So what happens *in the end*? And I repeat *in the end*  mathematically, only in the end do you divide the path radiance contribution and the path pdf to obtain an estimate. So what happens is that many geometric terms cancel out, except the ones involved in the connection edge  only for this edge you get the inverse squared distance in the final estimator. And this is the cause for the famous singularity with virtual point light methods.
My recommendation:
1) Turn off your PC
2) Get a pen and a sheet of paper
3) Draw a light path of some length, put the associated radiance contribution terms next to each element of the path
4) Observe what you've drawn, look at the *beautiful symmetry*, appreciate how nice the path contribution looks Le  G  f  G  f  G  We
5) Once you have a good understanding of the path contribution, redraw the path two more times
6) Think of two possible ways to sample this path bidirectionally, and put the path pdf terms associated with the vertices and edges on each drawing
7) Observe then which terms cancel out when you divide the contribution of the path by each path pdf
8) Say out loud "Eureka! Eric, you're the man!"
9) Come back here and share the excitement
P.S. Once I did the above, I realized why I was so much confused and disappointed by the Advanced Global Illumination book. It deals with a bunch of useless concepts like importance distribution and GRDF, and mentions the path integral on half a page! The bias of the book authors toward their own work has ruined the whole book. It goes into so much detail in radiosity and density estimation, and completely ignores all contributions of Eric Veach, which in my opinion are some of the most fundamental ones. Hell, he's probably the only rendering guy who's work can contribute back to the fields everybody has been borrowing Siggraph material from
P.P.S. Sorry for my attitude, I get emotional sometimes Cheers! I hope I managed to help, in spire of all the ranting.
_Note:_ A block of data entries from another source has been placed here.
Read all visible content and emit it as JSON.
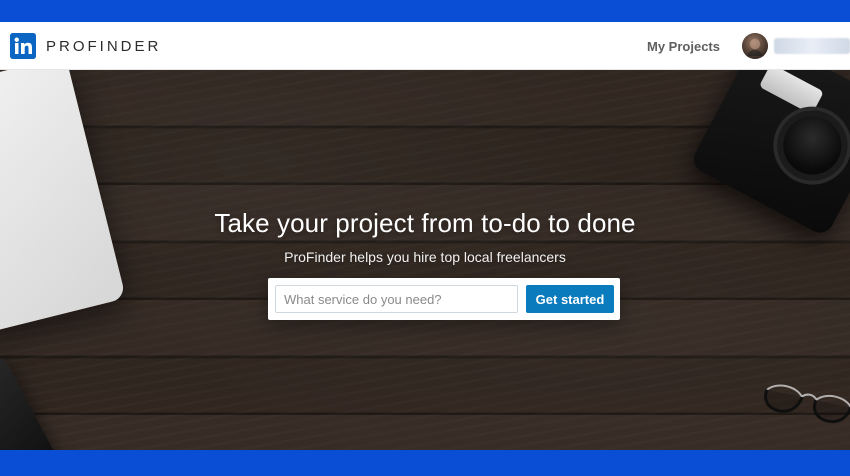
{
  "app": {
    "brand": "PROFINDER",
    "linkedin_badge_text": "in",
    "colors": {
      "frame_blue": "#0b4ed6",
      "linkedin_blue": "#0a66c2",
      "cta_blue": "#0a7bbd",
      "topbar_bg": "#ffffff",
      "hero_wood": "#3b2f28"
    }
  },
  "topbar": {
    "links": {
      "my_projects": "My Projects"
    },
    "account": {
      "avatar_icon": "user-avatar-icon",
      "name_redacted": true
    }
  },
  "hero": {
    "title": "Take your project from to-do to done",
    "subtitle": "ProFinder helps you hire top local freelancers",
    "search": {
      "placeholder": "What service do you need?",
      "value": ""
    },
    "cta": {
      "label": "Get started"
    }
  }
}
Re: Veach thesis  formula question
+1 to ingenious' post.
I agree you just have to work through the maths yourself until it all slots into place. For me the Eureka moments were:
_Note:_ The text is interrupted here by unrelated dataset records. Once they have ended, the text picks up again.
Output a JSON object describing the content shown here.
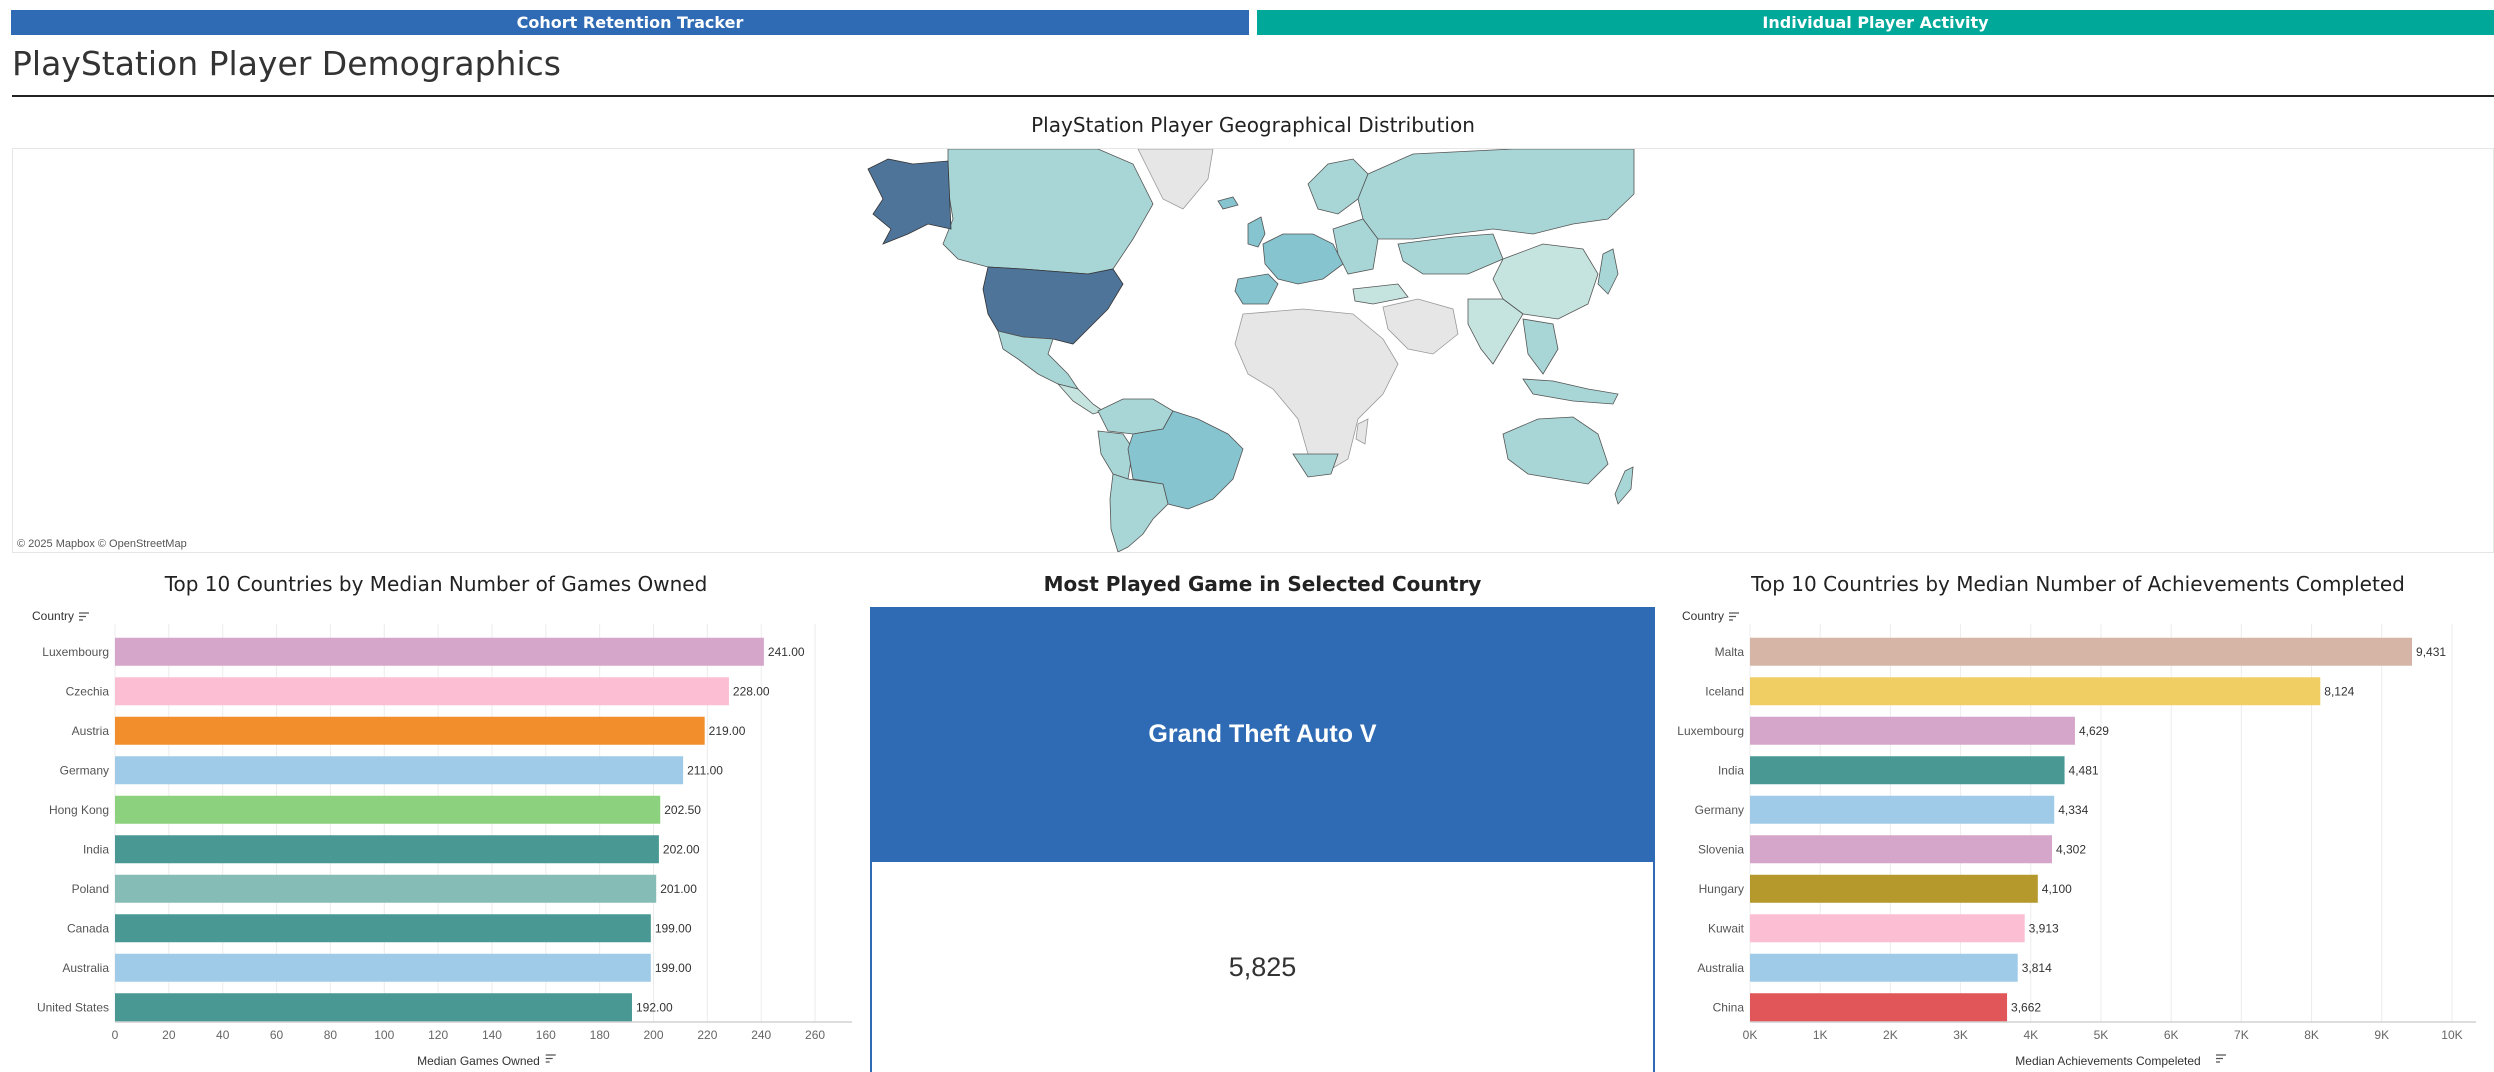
{
  "nav": {
    "cohort_label": "Cohort Retention Tracker",
    "player_label": "Individual Player Activity"
  },
  "dashboard_title": "PlayStation Player Demographics",
  "map": {
    "title": "PlayStation Player Geographical Distribution",
    "credit": "© 2025 Mapbox © OpenStreetMap",
    "colors": {
      "highest": "#4f7499",
      "high": "#86c4cf",
      "mid": "#a8d6d7",
      "low": "#c5e4df",
      "nodata": "#e6e6e6"
    }
  },
  "most_played": {
    "title": "Most Played Game in Selected Country",
    "game": "Grand Theft Auto V",
    "value": "5,825"
  },
  "chart_data": [
    {
      "type": "bar",
      "orientation": "horizontal",
      "title": "Top 10 Countries by Median Number of Games Owned",
      "xlabel": "Median Games Owned",
      "ylabel": "Country",
      "xlim": [
        0,
        270
      ],
      "xticks": [
        0,
        20,
        40,
        60,
        80,
        100,
        120,
        140,
        160,
        180,
        200,
        220,
        240,
        260
      ],
      "xtick_labels": [
        "0",
        "20",
        "40",
        "60",
        "80",
        "100",
        "120",
        "140",
        "160",
        "180",
        "200",
        "220",
        "240",
        "260"
      ],
      "categories": [
        "Luxembourg",
        "Czechia",
        "Austria",
        "Germany",
        "Hong Kong",
        "India",
        "Poland",
        "Canada",
        "Australia",
        "United States"
      ],
      "values": [
        241,
        228,
        219,
        211,
        202.5,
        202,
        201,
        199,
        199,
        192
      ],
      "labels": [
        "241.00",
        "228.00",
        "219.00",
        "211.00",
        "202.50",
        "202.00",
        "201.00",
        "199.00",
        "199.00",
        "192.00"
      ],
      "colors": [
        "#d5a6c9",
        "#fbbed3",
        "#f28e2b",
        "#a0cbe8",
        "#8cd17d",
        "#499894",
        "#86bcb6",
        "#499894",
        "#a0cbe8",
        "#499894"
      ],
      "grid": true
    },
    {
      "type": "bar",
      "orientation": "horizontal",
      "title": "Top 10 Countries by Median Number of Achievements Completed",
      "xlabel": "Median Achievements Compeleted",
      "ylabel": "Country",
      "xlim": [
        0,
        10200
      ],
      "xticks": [
        0,
        1000,
        2000,
        3000,
        4000,
        5000,
        6000,
        7000,
        8000,
        9000,
        10000
      ],
      "xtick_labels": [
        "0K",
        "1K",
        "2K",
        "3K",
        "4K",
        "5K",
        "6K",
        "7K",
        "8K",
        "9K",
        "10K"
      ],
      "categories": [
        "Malta",
        "Iceland",
        "Luxembourg",
        "India",
        "Germany",
        "Slovenia",
        "Hungary",
        "Kuwait",
        "Australia",
        "China"
      ],
      "values": [
        9431,
        8124,
        4629,
        4481,
        4334,
        4302,
        4100,
        3913,
        3814,
        3662
      ],
      "labels": [
        "9,431",
        "8,124",
        "4,629",
        "4,481",
        "4,334",
        "4,302",
        "4,100",
        "3,913",
        "3,814",
        "3,662"
      ],
      "colors": [
        "#d7b5a6",
        "#f1ce63",
        "#d5a6c9",
        "#499894",
        "#a0cbe8",
        "#d5a6c9",
        "#b6992d",
        "#fbbed3",
        "#a0cbe8",
        "#e15759"
      ],
      "grid": true
    }
  ]
}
* Understanding how the geometry term is used to convert pdfs between projected solid angle and area
* Understanding how all but one of the geometry terms cancel between the path contribution and its (path) pdf
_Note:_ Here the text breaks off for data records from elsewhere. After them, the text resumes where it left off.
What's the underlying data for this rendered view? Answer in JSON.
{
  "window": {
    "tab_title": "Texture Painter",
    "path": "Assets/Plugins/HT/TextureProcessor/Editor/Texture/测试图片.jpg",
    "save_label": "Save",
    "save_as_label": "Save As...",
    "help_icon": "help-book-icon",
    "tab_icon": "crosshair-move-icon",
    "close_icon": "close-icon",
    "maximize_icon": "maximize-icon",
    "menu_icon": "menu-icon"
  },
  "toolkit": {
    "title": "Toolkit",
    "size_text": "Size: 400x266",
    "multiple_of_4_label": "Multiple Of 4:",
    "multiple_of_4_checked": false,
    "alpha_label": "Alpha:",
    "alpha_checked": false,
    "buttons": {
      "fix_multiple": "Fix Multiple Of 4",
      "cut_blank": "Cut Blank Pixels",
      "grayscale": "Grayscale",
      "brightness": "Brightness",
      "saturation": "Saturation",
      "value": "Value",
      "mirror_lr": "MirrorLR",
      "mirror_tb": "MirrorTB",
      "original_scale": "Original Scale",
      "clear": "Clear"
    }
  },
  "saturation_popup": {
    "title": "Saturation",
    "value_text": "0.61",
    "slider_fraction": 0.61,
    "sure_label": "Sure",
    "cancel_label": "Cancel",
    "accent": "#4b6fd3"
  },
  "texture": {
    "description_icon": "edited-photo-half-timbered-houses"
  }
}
I agree you just have to work through the maths yourself until it all slots into place. For me the Eureka moments were:
* Understanding how the geometry term is used to convert pdfs between projected solid angle and area
* Understanding how all but one of the geometry terms cancel between the path contribution and its (path) pdf
Re: Veach thesis  formula question
* How super elegantly multiple importance sampling solves the notorious singularity in short path connections, which has been "researched" by so many people, many of whom still don't understand/appreciate this solutionapaffy wrote:* Understanding how the geometry term is used to convert pdfs between projected solid angle and area
* Understanding how all but one of the geometry terms cancel between the path contribution and its (path) pdf
Re: Veach thesis  formula question
This is a lighting coming from area 1.0. That can correspond to a small or large solid angle. But I don't understand how to integrate. If we get some rays and connect something  it does not mean yet all incoming directions are coveredspectral wrote: L = Le * Nl.Wi1 N1.Wi1 / r*r
I've not this understanding and would be interested in explanations if possibleapaffy wrote: * Understanding how the geometry term is used to convert pdfs between projected solid angle and area
Thanks